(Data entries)
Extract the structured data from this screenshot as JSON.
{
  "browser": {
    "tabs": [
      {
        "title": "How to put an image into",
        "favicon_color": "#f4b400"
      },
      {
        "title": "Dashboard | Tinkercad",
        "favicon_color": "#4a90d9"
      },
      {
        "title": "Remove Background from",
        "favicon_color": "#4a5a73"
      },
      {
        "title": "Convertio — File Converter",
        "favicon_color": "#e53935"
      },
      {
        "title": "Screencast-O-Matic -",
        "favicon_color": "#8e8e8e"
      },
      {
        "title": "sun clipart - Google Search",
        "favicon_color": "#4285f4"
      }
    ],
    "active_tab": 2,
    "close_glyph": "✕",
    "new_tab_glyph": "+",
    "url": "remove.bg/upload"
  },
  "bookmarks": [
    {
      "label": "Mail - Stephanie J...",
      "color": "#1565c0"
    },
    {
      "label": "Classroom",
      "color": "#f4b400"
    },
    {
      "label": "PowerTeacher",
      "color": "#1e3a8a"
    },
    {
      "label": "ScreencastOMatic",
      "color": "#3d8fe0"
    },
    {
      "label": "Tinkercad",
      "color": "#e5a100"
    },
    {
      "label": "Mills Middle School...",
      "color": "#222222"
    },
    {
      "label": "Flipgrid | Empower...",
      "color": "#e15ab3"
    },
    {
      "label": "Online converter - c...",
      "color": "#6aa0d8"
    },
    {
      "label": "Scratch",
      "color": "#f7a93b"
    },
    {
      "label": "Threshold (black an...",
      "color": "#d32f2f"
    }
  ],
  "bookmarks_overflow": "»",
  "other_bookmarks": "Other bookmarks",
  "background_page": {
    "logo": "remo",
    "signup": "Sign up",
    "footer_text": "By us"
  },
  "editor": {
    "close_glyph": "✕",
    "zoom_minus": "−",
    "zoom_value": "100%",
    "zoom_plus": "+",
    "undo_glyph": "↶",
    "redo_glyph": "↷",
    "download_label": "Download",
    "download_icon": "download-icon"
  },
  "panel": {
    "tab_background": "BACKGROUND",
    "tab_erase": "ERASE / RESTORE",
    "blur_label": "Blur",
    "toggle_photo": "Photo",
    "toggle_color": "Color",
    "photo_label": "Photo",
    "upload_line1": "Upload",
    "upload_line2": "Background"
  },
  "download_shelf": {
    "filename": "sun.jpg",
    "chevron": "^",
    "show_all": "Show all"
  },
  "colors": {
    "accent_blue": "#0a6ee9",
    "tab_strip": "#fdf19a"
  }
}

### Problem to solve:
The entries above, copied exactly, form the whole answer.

### Result for this task:
Extract the structured data from this screenshot as JSON.
{
  "browser": {
    "tabs": [
      {
        "title": "How to put an image into",
        "favicon_color": "#f4b400"
      },
      {
        "title": "Dashboard | Tinkercad",
        "favicon_color": "#4a90d9"
      },
      {
        "title": "Remove Background from",
        "favicon_color": "#4a5a73"
      },
      {
        "title": "Convertio — File Converter",
        "favicon_color": "#e53935"
      },
      {
        "title": "Screencast-O-Matic -",
        "favicon_color": "#8e8e8e"
      },
      {
        "title": "sun clipart - Google Search",
        "favicon_color": "#4285f4"
      }
    ],
    "active_tab": 2,
    "close_glyph": "✕",
    "new_tab_glyph": "+",
    "url": "remove.bg/upload"
  },
  "bookmarks": [
    {
      "label": "Mail - Stephanie J...",
      "color": "#1565c0"
    },
    {
      "label": "Classroom",
      "color": "#f4b400"
    },
    {
      "label": "PowerTeacher",
      "color": "#1e3a8a"
    },
    {
      "label": "ScreencastOMatic",
      "color": "#3d8fe0"
    },
    {
      "label": "Tinkercad",
      "color": "#e5a100"
    },
    {
      "label": "Mills Middle School...",
      "color": "#222222"
    },
    {
      "label": "Flipgrid | Empower...",
      "color": "#e15ab3"
    },
    {
      "label": "Online converter - c...",
      "color": "#6aa0d8"
    },
    {
      "label": "Scratch",
      "color": "#f7a93b"
    },
    {
      "label": "Threshold (black an...",
      "color": "#d32f2f"
    }
  ],
  "bookmarks_overflow": "»",
  "other_bookmarks": "Other bookmarks",
  "background_page": {
    "logo": "remo",
    "signup": "Sign up",
    "footer_text": "By us"
  },
  "editor": {
    "close_glyph": "✕",
    "zoom_minus": "−",
    "zoom_value": "100%",
    "zoom_plus": "+",
    "undo_glyph": "↶",
    "redo_glyph": "↷",
    "download_label": "Download",
    "download_icon": "download-icon"
  },
  "panel": {
    "tab_background": "BACKGROUND",
    "tab_erase": "ERASE / RESTORE",
    "blur_label": "Blur",
    "toggle_photo": "Photo",
    "toggle_color": "Color",
    "photo_label": "Photo",
    "upload_line1": "Upload",
    "upload_line2": "Background"
  },
  "download_shelf": {
    "filename": "sun.jpg",
    "chevron": "^",
    "show_all": "Show all"
  },
  "colors": {
    "accent_blue": "#0a6ee9",
    "tab_strip": "#fdf19a"
  }
}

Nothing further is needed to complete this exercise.